ERIC Number: ED284663
Record Type: RIE
Publication Date: 1987-Apr-25
Reference Count: 0
The Effects of Two Parent Figures on Attachment, Exploratory and Sociability Behaviors of Black Infants.
Jackson, Jacquelyne F.
Customarily, several parent figures rear black infants. The effects of this practice on infant-parent attachments have not been studied even though they provide the chance to test the attachment theory contention that infants form a primary attachment when several attachment figures are available. To study this issue, 21 male and 16 female black 12-month-olds from nonindigent families, their mothers, father figures and a stranger were videotaped in a 13-episode separation-reunion session.
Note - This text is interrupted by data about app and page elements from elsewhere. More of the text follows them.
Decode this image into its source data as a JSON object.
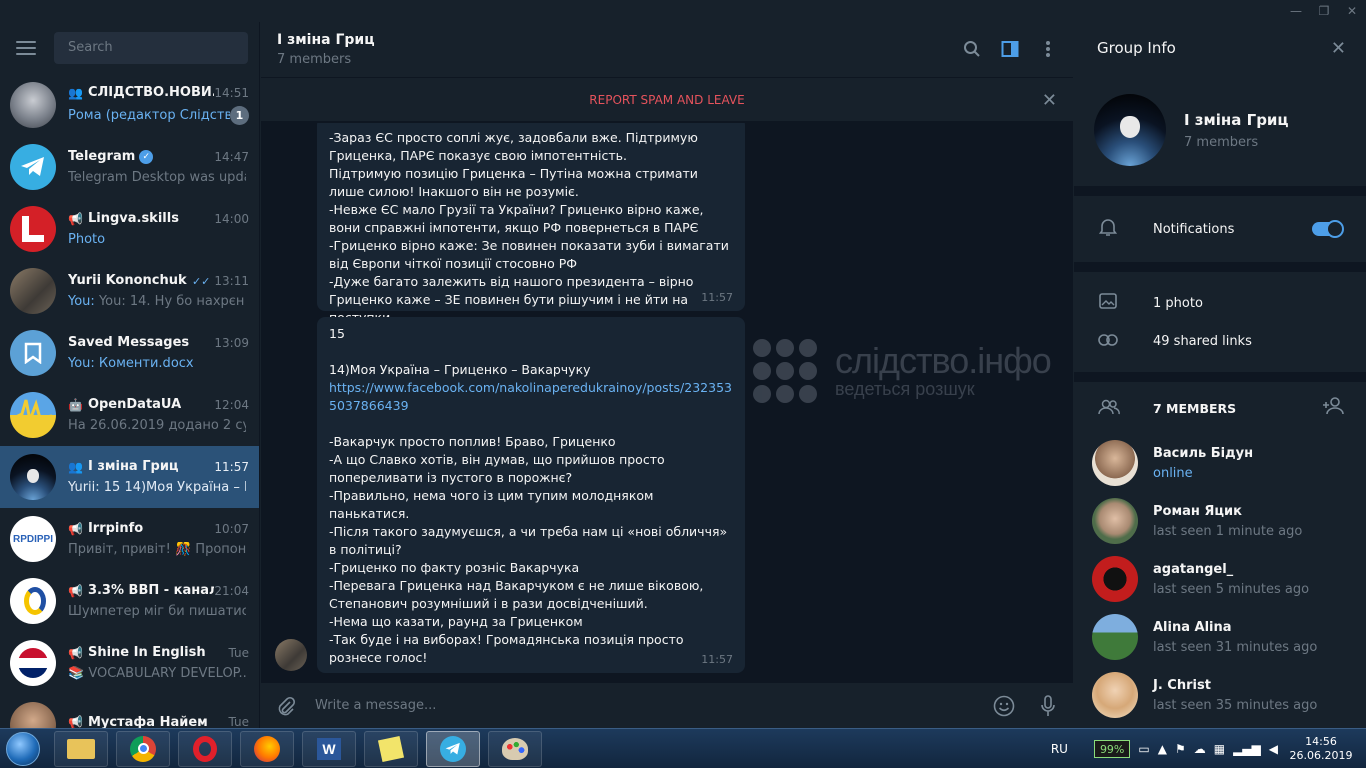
{
  "sidebar": {
    "search_placeholder": "Search",
    "chats": [
      {
        "name": "СЛІДСТВО.НОВИ...",
        "time": "14:51",
        "preview": "Рома (редактор Слідств...",
        "badge": "1",
        "type": "group"
      },
      {
        "name": "Telegram",
        "time": "14:47",
        "preview": "Telegram Desktop was updat...",
        "type": "verified"
      },
      {
        "name": "Lingva.skills",
        "time": "14:00",
        "preview": "Photo",
        "type": "channel"
      },
      {
        "name": "Yurii Kononchuk",
        "time": "13:11",
        "preview": "You: 14. Ну бо нахрєн йти в ...",
        "type": "user"
      },
      {
        "name": "Saved Messages",
        "time": "13:09",
        "preview": "You: Коменти.docx",
        "type": "saved"
      },
      {
        "name": "OpenDataUA",
        "time": "12:04",
        "preview": "На 26.06.2019 додано 2 судо...",
        "type": "bot"
      },
      {
        "name": "І зміна Гриц",
        "time": "11:57",
        "preview": "Yurii: 15  14)Моя Україна – Г...",
        "type": "group"
      },
      {
        "name": "Irrpinfo",
        "time": "10:07",
        "preview": "Привіт, привіт! 🎊 Пропон...",
        "type": "channel"
      },
      {
        "name": "3.3% ВВП - канал ...",
        "time": "21:04",
        "preview": "Шумпетер міг би пишатися...",
        "type": "channel"
      },
      {
        "name": "Shine In English",
        "time": "Tue",
        "preview": "📚 VOCABULARY DEVELOP...",
        "type": "channel"
      },
      {
        "name": "Мустафа Найем",
        "time": "Tue",
        "preview": "",
        "type": "channel"
      }
    ]
  },
  "chat": {
    "title": "І зміна Гриц",
    "subtitle": "7 members",
    "spam_label": "REPORT SPAM AND LEAVE",
    "messages": [
      {
        "text": "-Зараз ЄС просто соплі жує, задовбали вже. Підтримую Гриценка, ПАРЄ показує свою імпотентність.\nПідтримую позицію Гриценка – Путіна можна стримати лише силою! Інакшого він не розуміє.\n-Невже ЄС мало Грузії та України? Гриценко вірно каже, вони справжні імпотенти, якщо РФ повернеться в ПАРЄ\n-Гриценко вірно каже: Зе повинен показати зуби і вимагати від Європи чіткої позиції стосовно РФ\n-Дуже багато залежить від нашого президента – вірно Гриценко каже – ЗЕ повинен бути рішучим і не йти на поступки",
        "time": "11:57"
      },
      {
        "pre": "15\n\n14)Моя Україна – Гриценко – Вакарчуку\n",
        "link": "https://www.facebook.com/nakolinaperedukrainoy/posts/2323535037866439",
        "text": "-Вакарчук просто поплив! Браво, Гриценко\n-А що Славко хотів, він думав, що прийшов просто попереливати із пустого в порожнє?\n-Правильно, нема чого із цим тупим молодняком панькатися.\n-Після такого задумуєшся, а чи треба нам ці «нові обличчя» в політиці?\n-Гриценко по факту розніс Вакарчука\n-Перевага Гриценка над Вакарчуком є не лише віковою, Степанович розумніший і в рази досвідченіший.\n-Нема що казати, раунд за Гриценком\n-Так буде і на виборах! Громадянська позиція просто рознесе голос!",
        "time": "11:57"
      }
    ],
    "watermark_line1": "слідство.інфо",
    "watermark_line2": "ведеться розшук",
    "compose_placeholder": "Write a message..."
  },
  "info": {
    "title": "Group Info",
    "group_name": "І зміна Гриц",
    "group_sub": "7 members",
    "notifications_label": "Notifications",
    "notifications_on": true,
    "photos_label": "1 photo",
    "links_label": "49 shared links",
    "members_header": "7 MEMBERS",
    "members": [
      {
        "name": "Василь Бідун",
        "status": "online",
        "online": true
      },
      {
        "name": "Роман Яцик",
        "status": "last seen 1 minute ago"
      },
      {
        "name": "agatangel_",
        "status": "last seen 5 minutes ago"
      },
      {
        "name": "Alina Alina",
        "status": "last seen 31 minutes ago"
      },
      {
        "name": "J. Christ",
        "status": "last seen 35 minutes ago"
      }
    ]
  },
  "taskbar": {
    "lang": "RU",
    "battery": "99%",
    "time": "14:56",
    "date": "26.06.2019"
  }
}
Infant behaviors rated were proximity seeking, contact maintaining, contact resisting, avoidance, distress at parents' leavings, exploration and sociability with a stranger. Infant-mother and infant-father behaviors were found indistinguishable, suggesting there was no single, primary infant-parent attachment. Moreover, infants were responsive to parents' whereabouts on only one attachment behavior measure. Girls were distressed when alone with the stranger, but boys were not. Exploration, however, was a clear indicator of parents' and the stranger's presence; it was greatest when both parents were present and least when the infant and stranger were alone. The results reveal that two parent figures have equivalent effects on the attachment, sociability, and exploratory behaviors of 12-month-old black infants in a laboratory setting, and have distinctive effects on exploratory behavior. (Author)
Publication Type: Reports - Research; Speeches/Meeting Papers
Education Level: N/A
Authoring Institution: N/A
Note: Paper presented at the Biennial Meeting of the Society for Research in Child Development (Baltimore, MD, April 23-26, 1987).